…And the astounding ambition of this federal precedent will soon be apparent to every religious institution. Obama is claiming the executive authority to determine which missions of believers are religious and which are not — and then to aggressively regulate institutions the government declares to be secular. It is a view of religious liberty so narrow and privatized that it barely covers the space between a believer’s ears.

Obama’s decision also reflects a certain view of liberalism. Classical liberalism was concerned with the freedom to hold and practice beliefs at odds with a public consensus. Modern liberalism uses the power of the state to impose liberal values on institutions it regards as backward…

Yes that last statement could certainly be applied to the Ontario Liberal Party.

More from Michelle MalkinFirst, they came for the Catholics:

As always, tolerance is a one-way street in the Age of Obama. “Choice” is in the eye (and iron fist) of the First Amendment usurper.

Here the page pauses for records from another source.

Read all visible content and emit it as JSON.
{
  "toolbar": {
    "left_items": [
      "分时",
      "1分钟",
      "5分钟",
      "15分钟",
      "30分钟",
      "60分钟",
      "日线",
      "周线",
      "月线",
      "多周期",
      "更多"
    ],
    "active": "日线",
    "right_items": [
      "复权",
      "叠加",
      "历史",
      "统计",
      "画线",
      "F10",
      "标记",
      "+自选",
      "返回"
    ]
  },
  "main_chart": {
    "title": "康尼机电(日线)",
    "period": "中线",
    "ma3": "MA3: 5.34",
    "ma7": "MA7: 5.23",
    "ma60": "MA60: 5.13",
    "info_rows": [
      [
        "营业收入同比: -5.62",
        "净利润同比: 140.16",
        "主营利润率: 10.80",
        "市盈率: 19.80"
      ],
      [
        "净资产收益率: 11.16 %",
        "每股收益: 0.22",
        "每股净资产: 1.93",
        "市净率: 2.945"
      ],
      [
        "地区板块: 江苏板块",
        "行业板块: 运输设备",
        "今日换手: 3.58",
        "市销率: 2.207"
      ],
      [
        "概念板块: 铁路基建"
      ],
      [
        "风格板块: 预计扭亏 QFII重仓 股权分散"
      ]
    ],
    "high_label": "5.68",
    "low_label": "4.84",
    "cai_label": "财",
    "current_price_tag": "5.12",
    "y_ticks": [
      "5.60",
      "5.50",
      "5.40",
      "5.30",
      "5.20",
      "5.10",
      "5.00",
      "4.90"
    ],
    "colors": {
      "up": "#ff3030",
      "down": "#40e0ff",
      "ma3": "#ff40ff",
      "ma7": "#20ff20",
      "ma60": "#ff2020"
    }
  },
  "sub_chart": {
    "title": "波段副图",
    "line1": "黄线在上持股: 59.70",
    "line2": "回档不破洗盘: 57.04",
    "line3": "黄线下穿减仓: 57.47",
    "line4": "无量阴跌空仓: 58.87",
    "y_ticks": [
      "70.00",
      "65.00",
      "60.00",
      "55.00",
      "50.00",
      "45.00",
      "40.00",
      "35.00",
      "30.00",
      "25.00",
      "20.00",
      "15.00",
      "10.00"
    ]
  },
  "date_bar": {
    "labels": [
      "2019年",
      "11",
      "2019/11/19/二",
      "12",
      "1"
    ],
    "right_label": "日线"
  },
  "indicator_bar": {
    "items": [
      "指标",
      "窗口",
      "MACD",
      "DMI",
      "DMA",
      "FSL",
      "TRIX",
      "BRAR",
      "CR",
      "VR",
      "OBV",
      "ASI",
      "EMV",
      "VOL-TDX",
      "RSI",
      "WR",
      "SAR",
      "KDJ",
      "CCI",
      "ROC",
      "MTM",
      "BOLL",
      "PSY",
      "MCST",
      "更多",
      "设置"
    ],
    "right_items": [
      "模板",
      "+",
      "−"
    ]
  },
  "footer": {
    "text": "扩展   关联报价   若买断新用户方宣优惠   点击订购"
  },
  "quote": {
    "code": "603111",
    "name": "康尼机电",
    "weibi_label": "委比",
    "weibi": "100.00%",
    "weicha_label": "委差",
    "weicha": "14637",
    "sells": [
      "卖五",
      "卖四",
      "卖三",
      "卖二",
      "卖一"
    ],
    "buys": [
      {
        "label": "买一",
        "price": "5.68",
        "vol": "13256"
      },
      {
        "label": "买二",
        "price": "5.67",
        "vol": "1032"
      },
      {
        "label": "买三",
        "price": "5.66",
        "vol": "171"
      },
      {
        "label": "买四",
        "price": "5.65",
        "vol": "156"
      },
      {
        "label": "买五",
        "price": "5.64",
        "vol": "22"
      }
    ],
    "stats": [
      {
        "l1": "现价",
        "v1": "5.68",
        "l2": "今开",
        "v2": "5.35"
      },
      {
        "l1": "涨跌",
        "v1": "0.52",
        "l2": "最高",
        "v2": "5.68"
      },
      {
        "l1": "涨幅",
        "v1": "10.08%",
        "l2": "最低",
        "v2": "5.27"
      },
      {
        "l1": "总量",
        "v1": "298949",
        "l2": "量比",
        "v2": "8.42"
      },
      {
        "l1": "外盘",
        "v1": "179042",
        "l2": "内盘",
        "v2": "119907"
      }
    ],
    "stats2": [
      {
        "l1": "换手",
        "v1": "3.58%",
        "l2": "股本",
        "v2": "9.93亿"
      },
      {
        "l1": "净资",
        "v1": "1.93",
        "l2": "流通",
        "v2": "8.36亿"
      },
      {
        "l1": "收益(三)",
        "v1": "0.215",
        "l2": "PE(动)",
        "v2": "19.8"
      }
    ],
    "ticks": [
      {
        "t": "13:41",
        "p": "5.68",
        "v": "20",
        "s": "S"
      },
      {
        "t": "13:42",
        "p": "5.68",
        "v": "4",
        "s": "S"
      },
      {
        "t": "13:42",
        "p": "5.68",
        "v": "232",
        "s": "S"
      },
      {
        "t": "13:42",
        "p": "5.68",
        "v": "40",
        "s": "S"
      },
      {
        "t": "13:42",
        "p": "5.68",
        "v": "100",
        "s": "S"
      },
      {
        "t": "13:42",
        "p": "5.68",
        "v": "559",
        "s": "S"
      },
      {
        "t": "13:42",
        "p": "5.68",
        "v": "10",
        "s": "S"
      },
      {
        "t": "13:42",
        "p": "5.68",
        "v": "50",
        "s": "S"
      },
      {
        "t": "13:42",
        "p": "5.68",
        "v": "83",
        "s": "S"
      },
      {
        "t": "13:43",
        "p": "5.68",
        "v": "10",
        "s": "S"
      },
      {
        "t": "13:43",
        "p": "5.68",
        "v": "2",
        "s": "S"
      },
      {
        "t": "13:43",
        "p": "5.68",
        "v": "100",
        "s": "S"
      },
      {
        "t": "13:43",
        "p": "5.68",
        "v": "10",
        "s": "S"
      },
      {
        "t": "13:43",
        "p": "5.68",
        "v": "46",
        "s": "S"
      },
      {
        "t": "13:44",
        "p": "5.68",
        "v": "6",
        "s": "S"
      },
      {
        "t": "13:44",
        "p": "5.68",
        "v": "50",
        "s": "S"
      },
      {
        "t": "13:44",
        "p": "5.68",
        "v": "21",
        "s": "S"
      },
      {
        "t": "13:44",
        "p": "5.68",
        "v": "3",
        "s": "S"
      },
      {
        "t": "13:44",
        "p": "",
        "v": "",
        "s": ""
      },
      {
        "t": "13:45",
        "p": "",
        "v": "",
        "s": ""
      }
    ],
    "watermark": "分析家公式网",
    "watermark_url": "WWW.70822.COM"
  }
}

( * * * )

…The ultimate goal is to shut down healthcare providers — Catholic healthcare institutions employ about 540,000 full-time workers and 240,000 part-time workers — whose religious views cannot be tolerated by secular zealots and radical social engineers.

Is it any surprise their counterparts in the “Occupy” movement have moved from protesting “Wall Street” to harassing pro-life marchers in Washington, DC, and hurling condoms at Catholic school girls in Rhode Island? Birds of a lawless, bigoted feather bully together.

Posted in Uncategorized